- Participation: 120 questions are offered each year, and physicians can skip up to 100 questions over the course of the five-year cycle.
- Performance: Feedback relative to the standard will be provided over the course of the five-year cycle, and a final passing determination will be calculated at the end of year five.
- It is a lower-stakes assessment option:
- Physicians cannot lose certification if they do not successfully meet the participation requirement or performance standard.
- In those instances, they must pass the traditional, 10-year MOC exam the following year to remain certified.
- There are many key features of longitudinal assessment that differentiate it from ABIM’s current assessment options, some of which include:
- The assessment promotes learning by providing immediate feedback, rationales and references after each question.
- Questions can be answered any place or time with no camera monitoring, and the platform will be available via mobile phone.
- Physicians will have four minutes to answer each question, along with a pool of extra time to access if necessary.
Infectious Disease Board members discussed the longitudinal assessment updates with senior ABIM staff, and shared their thoughts on what has been developed thus far as well as the elements of the pathway that still need to be formalized. They were especially interested in how the standard is established for the passing score with longitudinal. Senior ABIM staff explained that, for the first five years of longitudinal assessment, ABIM will use the standard that is already established for the traditional 10-year MOC Exam but may look to evolve the standard in the future. Read more about the rationale behind the longitudinal pathway and our progress to date in a recent Clinical Infectious Diseases (CID) article penned by Dr. Abraham and fellow Infectious Disease Board member, Howard Heller, MD.
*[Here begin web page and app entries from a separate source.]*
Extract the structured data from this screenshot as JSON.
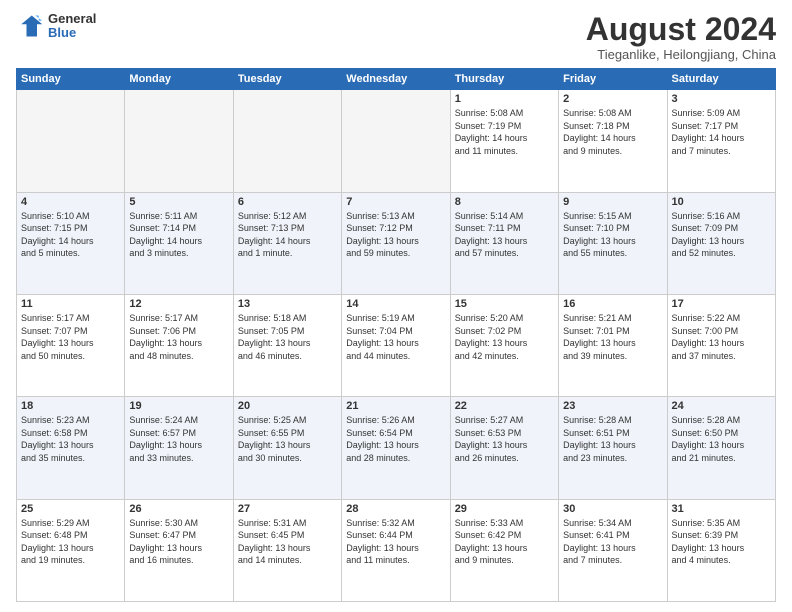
{
  "logo": {
    "general": "General",
    "blue": "Blue"
  },
  "title": "August 2024",
  "location": "Tieganlike, Heilongjiang, China",
  "days_header": [
    "Sunday",
    "Monday",
    "Tuesday",
    "Wednesday",
    "Thursday",
    "Friday",
    "Saturday"
  ],
  "weeks": [
    [
      {
        "day": "",
        "info": ""
      },
      {
        "day": "",
        "info": ""
      },
      {
        "day": "",
        "info": ""
      },
      {
        "day": "",
        "info": ""
      },
      {
        "day": "1",
        "info": "Sunrise: 5:08 AM\nSunset: 7:19 PM\nDaylight: 14 hours\nand 11 minutes."
      },
      {
        "day": "2",
        "info": "Sunrise: 5:08 AM\nSunset: 7:18 PM\nDaylight: 14 hours\nand 9 minutes."
      },
      {
        "day": "3",
        "info": "Sunrise: 5:09 AM\nSunset: 7:17 PM\nDaylight: 14 hours\nand 7 minutes."
      }
    ],
    [
      {
        "day": "4",
        "info": "Sunrise: 5:10 AM\nSunset: 7:15 PM\nDaylight: 14 hours\nand 5 minutes."
      },
      {
        "day": "5",
        "info": "Sunrise: 5:11 AM\nSunset: 7:14 PM\nDaylight: 14 hours\nand 3 minutes."
      },
      {
        "day": "6",
        "info": "Sunrise: 5:12 AM\nSunset: 7:13 PM\nDaylight: 14 hours\nand 1 minute."
      },
      {
        "day": "7",
        "info": "Sunrise: 5:13 AM\nSunset: 7:12 PM\nDaylight: 13 hours\nand 59 minutes."
      },
      {
        "day": "8",
        "info": "Sunrise: 5:14 AM\nSunset: 7:11 PM\nDaylight: 13 hours\nand 57 minutes."
      },
      {
        "day": "9",
        "info": "Sunrise: 5:15 AM\nSunset: 7:10 PM\nDaylight: 13 hours\nand 55 minutes."
      },
      {
        "day": "10",
        "info": "Sunrise: 5:16 AM\nSunset: 7:09 PM\nDaylight: 13 hours\nand 52 minutes."
      }
    ],
    [
      {
        "day": "11",
        "info": "Sunrise: 5:17 AM\nSunset: 7:07 PM\nDaylight: 13 hours\nand 50 minutes."
      },
      {
        "day": "12",
        "info": "Sunrise: 5:17 AM\nSunset: 7:06 PM\nDaylight: 13 hours\nand 48 minutes."
      },
      {
        "day": "13",
        "info": "Sunrise: 5:18 AM\nSunset: 7:05 PM\nDaylight: 13 hours\nand 46 minutes."
      },
      {
        "day": "14",
        "info": "Sunrise: 5:19 AM\nSunset: 7:04 PM\nDaylight: 13 hours\nand 44 minutes."
      },
      {
        "day": "15",
        "info": "Sunrise: 5:20 AM\nSunset: 7:02 PM\nDaylight: 13 hours\nand 42 minutes."
      },
      {
        "day": "16",
        "info": "Sunrise: 5:21 AM\nSunset: 7:01 PM\nDaylight: 13 hours\nand 39 minutes."
      },
      {
        "day": "17",
        "info": "Sunrise: 5:22 AM\nSunset: 7:00 PM\nDaylight: 13 hours\nand 37 minutes."
      }
    ],
    [
      {
        "day": "18",
        "info": "Sunrise: 5:23 AM\nSunset: 6:58 PM\nDaylight: 13 hours\nand 35 minutes."
      },
      {
        "day": "19",
        "info": "Sunrise: 5:24 AM\nSunset: 6:57 PM\nDaylight: 13 hours\nand 33 minutes."
      },
      {
        "day": "20",
        "info": "Sunrise: 5:25 AM\nSunset: 6:55 PM\nDaylight: 13 hours\nand 30 minutes."
      },
      {
        "day": "21",
        "info": "Sunrise: 5:26 AM\nSunset: 6:54 PM\nDaylight: 13 hours\nand 28 minutes."
      },
      {
        "day": "22",
        "info": "Sunrise: 5:27 AM\nSunset: 6:53 PM\nDaylight: 13 hours\nand 26 minutes."
      },
      {
        "day": "23",
        "info": "Sunrise: 5:28 AM\nSunset: 6:51 PM\nDaylight: 13 hours\nand 23 minutes."
      },
      {
        "day": "24",
        "info": "Sunrise: 5:28 AM\nSunset: 6:50 PM\nDaylight: 13 hours\nand 21 minutes."
      }
    ],
    [
      {
        "day": "25",
        "info": "Sunrise: 5:29 AM\nSunset: 6:48 PM\nDaylight: 13 hours\nand 19 minutes."
      },
      {
        "day": "26",
        "info": "Sunrise: 5:30 AM\nSunset: 6:47 PM\nDaylight: 13 hours\nand 16 minutes."
      },
      {
        "day": "27",
        "info": "Sunrise: 5:31 AM\nSunset: 6:45 PM\nDaylight: 13 hours\nand 14 minutes."
      },
      {
        "day": "28",
        "info": "Sunrise: 5:32 AM\nSunset: 6:44 PM\nDaylight: 13 hours\nand 11 minutes."
      },
      {
        "day": "29",
        "info": "Sunrise: 5:33 AM\nSunset: 6:42 PM\nDaylight: 13 hours\nand 9 minutes."
      },
      {
        "day": "30",
        "info": "Sunrise: 5:34 AM\nSunset: 6:41 PM\nDaylight: 13 hours\nand 7 minutes."
      },
      {
        "day": "31",
        "info": "Sunrise: 5:35 AM\nSunset: 6:39 PM\nDaylight: 13 hours\nand 4 minutes."
      }
    ]
  ]
}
Diplomates are encouraged to provide feedback as additional features of the longitudinal pathway are still in development.
Enhancing the Connection between ABIM Governance and the Physician Community
ABIM Governance includes a diverse and talented group of over 350 members across more than 50 boards and committees. They are critical to helping ABIM achieve its mission to enhance the quality of health care by certifying internists and subspecialists who demonstrate the knowledge, skills and attitudes essential for excellent patient care. One of the ways they do this is by being connected to the community – sharing updates, having conversations with colleagues and collecting feedback.
During this session, members discussed ways to effectively communicate with the community and some shared their firsthand experiences. They spoke of simple engagement such as initiating a conversation with colleagues to garner feedback on longitudinal assessment, or more in-depth activities such as writing articles, making presentations or recording videos to better connect with fellow physicians on a personal level.
The Infectious Disease Board welcomes feedback and commentary from diplomates, society partners and the greater medical community.
Do you have any questions? Are you interested in how to get involved?
If you have questions after reading this report, please connect with us through the following channels:
- Subscribe to the ABIM blog
- Call:1-800-441-ABIM (2246)
- Email: firstname.lastname@example.org
- Join our Governance to help guide our future direction
- Join our Community Insights Network to share your feedback.
- Share your feedback on the new longitudinal assessment